Every line that contains the word "Verification" should be copied from the records below.

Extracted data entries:
□ □ □ □ □ □ □

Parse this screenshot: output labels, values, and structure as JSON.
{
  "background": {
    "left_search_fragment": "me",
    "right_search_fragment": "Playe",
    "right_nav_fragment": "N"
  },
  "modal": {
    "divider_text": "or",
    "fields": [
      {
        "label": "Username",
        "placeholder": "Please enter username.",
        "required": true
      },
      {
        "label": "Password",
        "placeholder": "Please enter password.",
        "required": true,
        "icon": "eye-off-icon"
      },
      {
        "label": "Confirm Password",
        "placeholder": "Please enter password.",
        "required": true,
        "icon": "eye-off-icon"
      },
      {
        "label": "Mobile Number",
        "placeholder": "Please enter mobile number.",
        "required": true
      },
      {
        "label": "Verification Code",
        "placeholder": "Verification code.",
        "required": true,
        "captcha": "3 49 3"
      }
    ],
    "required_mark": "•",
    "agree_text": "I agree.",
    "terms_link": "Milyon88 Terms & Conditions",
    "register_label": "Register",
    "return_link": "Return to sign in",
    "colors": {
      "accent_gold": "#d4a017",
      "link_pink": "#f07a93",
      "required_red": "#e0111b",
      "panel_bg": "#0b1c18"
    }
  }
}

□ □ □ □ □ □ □

EXERCISE OUTPUT:
        "label": "Verification Code",
        "placeholder": "Verification code.",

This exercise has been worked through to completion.